╔══
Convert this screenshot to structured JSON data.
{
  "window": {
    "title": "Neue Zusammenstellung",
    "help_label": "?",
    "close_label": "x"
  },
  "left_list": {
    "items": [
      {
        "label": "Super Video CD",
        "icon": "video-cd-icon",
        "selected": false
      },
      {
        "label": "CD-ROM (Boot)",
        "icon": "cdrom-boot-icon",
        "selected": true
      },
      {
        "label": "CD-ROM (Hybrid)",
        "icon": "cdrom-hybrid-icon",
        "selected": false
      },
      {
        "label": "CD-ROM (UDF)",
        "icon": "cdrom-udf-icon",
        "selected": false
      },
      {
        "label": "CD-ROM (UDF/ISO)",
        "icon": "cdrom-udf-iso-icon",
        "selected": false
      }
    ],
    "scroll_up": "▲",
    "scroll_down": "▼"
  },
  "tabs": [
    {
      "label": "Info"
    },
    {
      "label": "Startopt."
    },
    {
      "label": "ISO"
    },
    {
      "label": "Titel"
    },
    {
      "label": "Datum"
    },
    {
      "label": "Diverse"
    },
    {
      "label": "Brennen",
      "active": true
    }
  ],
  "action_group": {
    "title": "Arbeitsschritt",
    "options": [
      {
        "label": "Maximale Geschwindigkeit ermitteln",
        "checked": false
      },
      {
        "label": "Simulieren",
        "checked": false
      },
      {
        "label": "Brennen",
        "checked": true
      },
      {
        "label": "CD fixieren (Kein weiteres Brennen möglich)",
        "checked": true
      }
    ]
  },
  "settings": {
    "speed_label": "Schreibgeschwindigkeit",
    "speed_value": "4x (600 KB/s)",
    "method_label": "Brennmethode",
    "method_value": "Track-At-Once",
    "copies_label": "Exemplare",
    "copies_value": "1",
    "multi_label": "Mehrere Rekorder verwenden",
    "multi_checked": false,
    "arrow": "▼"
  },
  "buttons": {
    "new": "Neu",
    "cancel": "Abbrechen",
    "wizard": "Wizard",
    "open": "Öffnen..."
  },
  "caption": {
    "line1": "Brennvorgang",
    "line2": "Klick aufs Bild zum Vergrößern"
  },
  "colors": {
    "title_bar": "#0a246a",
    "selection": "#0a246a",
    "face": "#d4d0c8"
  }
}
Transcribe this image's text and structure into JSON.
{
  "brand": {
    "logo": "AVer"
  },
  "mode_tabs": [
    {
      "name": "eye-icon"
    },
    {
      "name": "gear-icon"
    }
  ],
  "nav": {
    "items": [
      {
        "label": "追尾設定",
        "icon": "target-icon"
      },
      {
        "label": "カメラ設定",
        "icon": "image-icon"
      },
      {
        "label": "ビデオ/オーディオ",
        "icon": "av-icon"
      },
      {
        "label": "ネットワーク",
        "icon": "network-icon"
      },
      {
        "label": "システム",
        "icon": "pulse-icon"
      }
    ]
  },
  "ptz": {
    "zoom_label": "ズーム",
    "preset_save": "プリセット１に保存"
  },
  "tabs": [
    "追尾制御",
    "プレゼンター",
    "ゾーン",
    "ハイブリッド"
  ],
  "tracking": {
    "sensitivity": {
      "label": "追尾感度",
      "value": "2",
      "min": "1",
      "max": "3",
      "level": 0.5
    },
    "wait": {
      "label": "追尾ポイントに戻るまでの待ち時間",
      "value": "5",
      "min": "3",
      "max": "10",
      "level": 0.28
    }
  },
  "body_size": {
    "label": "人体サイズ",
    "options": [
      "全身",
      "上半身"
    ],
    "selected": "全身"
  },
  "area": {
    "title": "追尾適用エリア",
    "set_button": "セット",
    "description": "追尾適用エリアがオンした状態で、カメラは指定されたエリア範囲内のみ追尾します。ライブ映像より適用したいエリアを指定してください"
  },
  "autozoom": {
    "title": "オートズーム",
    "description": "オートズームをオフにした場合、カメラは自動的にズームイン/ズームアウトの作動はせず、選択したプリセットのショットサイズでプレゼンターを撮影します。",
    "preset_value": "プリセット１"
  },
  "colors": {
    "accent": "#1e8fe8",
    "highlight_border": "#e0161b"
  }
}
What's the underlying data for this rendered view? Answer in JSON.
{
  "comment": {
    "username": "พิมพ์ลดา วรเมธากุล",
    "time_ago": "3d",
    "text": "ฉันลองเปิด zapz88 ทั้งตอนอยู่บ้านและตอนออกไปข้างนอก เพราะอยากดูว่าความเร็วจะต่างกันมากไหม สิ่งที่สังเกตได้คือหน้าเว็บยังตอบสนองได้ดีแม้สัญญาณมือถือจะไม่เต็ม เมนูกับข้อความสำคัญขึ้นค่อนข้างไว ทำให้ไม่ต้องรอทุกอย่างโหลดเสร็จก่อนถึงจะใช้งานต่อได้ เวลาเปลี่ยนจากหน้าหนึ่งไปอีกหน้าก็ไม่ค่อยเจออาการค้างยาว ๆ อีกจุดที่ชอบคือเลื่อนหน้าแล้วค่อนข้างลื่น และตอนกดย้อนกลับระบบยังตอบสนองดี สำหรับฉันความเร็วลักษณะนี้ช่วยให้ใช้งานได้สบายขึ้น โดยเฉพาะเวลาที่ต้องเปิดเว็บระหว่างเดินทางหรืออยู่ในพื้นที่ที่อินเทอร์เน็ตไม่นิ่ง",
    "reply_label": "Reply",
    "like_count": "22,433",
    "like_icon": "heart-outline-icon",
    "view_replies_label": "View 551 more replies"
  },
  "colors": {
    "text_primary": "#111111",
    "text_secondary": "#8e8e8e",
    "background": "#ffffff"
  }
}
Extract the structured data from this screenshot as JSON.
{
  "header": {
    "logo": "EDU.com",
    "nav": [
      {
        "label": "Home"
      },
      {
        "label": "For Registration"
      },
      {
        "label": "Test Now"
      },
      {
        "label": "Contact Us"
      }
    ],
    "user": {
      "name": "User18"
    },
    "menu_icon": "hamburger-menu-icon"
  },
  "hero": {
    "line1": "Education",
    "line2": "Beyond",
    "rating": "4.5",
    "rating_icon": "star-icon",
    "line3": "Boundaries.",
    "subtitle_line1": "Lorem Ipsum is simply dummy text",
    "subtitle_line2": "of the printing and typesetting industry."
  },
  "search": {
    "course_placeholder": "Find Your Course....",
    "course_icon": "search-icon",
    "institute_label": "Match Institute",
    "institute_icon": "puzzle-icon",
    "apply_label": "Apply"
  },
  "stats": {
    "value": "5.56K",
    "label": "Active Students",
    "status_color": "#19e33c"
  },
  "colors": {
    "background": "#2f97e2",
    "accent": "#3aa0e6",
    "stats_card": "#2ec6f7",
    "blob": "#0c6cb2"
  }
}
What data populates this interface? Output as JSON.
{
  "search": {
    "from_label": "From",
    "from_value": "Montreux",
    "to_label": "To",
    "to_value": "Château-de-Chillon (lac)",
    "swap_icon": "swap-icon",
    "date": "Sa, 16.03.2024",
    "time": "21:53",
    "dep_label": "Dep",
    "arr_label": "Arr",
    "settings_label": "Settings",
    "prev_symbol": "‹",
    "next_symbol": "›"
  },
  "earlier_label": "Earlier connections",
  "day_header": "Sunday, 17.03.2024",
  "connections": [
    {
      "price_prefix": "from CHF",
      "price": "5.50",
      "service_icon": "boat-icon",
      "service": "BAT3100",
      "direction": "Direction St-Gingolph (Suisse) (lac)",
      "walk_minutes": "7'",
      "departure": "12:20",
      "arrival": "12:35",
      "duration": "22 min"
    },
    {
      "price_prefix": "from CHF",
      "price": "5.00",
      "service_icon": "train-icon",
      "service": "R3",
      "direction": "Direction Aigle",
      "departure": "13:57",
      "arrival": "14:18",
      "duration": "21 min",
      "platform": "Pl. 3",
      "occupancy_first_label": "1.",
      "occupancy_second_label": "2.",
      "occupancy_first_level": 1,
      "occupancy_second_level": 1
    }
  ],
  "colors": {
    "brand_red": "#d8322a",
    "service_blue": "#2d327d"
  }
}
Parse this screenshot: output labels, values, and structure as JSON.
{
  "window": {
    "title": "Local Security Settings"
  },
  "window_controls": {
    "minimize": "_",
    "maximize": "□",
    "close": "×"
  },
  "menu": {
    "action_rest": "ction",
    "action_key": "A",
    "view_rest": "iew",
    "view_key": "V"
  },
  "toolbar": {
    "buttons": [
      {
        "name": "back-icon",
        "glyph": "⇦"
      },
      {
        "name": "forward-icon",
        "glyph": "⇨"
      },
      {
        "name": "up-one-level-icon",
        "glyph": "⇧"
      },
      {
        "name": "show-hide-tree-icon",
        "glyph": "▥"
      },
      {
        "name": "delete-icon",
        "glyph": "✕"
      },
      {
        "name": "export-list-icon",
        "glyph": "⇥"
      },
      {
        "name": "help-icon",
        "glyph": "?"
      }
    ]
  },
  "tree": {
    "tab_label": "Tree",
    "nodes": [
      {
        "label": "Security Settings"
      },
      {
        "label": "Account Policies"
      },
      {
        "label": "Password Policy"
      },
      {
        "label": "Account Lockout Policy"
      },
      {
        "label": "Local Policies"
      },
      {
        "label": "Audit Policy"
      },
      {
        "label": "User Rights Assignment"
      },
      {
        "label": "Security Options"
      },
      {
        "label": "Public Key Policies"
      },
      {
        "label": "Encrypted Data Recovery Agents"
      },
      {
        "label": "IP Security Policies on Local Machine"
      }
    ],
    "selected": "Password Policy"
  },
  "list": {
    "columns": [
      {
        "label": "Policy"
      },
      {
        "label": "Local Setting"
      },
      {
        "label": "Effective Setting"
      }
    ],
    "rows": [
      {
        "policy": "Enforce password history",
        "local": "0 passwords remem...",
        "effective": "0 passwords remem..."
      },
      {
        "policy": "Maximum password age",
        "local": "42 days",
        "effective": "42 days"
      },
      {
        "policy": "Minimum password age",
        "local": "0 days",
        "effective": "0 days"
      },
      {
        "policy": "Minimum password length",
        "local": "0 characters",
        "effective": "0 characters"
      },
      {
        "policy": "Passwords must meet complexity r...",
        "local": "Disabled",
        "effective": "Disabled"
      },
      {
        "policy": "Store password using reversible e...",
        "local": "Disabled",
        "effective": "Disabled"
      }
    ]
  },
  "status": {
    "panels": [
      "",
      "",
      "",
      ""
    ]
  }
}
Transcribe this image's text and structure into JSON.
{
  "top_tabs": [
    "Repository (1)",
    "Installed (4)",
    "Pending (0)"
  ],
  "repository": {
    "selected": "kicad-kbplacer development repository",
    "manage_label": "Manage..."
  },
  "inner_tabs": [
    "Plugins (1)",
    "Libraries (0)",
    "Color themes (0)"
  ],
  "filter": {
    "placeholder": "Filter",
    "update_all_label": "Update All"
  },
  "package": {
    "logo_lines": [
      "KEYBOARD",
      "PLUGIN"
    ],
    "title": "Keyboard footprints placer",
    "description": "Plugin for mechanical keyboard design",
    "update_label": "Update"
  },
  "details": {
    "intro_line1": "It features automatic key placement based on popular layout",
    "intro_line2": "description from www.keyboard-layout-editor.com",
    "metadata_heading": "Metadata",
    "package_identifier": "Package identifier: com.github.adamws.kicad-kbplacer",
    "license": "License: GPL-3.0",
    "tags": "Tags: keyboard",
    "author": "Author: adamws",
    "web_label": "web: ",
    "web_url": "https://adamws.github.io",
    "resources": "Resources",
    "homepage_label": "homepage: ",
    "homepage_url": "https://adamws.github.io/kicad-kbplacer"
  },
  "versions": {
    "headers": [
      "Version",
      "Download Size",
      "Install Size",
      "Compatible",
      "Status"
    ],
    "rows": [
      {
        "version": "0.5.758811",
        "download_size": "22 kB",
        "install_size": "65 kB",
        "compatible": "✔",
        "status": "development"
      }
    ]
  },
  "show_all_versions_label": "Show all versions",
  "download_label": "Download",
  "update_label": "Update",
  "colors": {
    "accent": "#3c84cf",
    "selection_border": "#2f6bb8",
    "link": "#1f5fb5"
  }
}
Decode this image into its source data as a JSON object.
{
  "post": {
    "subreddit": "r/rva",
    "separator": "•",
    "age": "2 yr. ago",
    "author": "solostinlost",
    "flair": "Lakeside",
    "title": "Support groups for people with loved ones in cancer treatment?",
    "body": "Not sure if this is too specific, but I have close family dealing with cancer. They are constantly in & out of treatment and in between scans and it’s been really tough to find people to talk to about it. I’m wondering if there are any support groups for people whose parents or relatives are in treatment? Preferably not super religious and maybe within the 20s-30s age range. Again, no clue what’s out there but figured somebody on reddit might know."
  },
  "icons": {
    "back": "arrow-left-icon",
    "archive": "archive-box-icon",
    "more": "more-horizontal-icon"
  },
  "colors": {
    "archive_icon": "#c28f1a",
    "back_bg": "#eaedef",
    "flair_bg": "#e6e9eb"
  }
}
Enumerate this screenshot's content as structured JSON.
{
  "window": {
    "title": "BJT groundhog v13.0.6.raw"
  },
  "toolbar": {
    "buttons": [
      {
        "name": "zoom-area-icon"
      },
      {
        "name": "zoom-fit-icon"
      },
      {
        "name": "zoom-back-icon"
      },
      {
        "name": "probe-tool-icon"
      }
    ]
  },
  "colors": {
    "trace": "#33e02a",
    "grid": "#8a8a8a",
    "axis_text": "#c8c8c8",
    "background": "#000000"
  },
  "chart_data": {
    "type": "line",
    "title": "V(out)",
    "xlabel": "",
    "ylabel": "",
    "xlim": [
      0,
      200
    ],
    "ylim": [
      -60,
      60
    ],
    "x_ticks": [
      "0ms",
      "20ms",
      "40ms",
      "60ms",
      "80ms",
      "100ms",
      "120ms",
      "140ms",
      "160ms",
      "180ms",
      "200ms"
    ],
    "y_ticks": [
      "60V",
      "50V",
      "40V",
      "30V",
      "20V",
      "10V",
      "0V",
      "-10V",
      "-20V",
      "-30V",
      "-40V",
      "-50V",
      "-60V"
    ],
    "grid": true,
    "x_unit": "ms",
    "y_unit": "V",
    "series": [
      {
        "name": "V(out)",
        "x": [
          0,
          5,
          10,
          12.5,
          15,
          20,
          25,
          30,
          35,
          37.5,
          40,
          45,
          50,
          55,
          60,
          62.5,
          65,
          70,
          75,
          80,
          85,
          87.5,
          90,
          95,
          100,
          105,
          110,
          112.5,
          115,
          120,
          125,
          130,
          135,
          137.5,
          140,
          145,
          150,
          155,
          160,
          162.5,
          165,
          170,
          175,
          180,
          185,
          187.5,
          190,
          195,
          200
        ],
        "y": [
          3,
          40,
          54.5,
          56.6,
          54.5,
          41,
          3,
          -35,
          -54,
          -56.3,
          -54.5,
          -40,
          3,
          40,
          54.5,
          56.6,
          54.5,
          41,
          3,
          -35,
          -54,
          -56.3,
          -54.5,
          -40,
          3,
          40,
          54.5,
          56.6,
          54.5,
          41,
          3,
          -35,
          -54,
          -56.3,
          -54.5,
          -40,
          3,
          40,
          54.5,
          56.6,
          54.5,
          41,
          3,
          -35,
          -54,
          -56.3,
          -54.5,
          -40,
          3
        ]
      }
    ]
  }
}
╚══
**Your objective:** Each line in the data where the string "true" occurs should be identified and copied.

**Solution below:**
        "selected": true
      "active": true
        "checked": true
        "checked": true
    "grid": true,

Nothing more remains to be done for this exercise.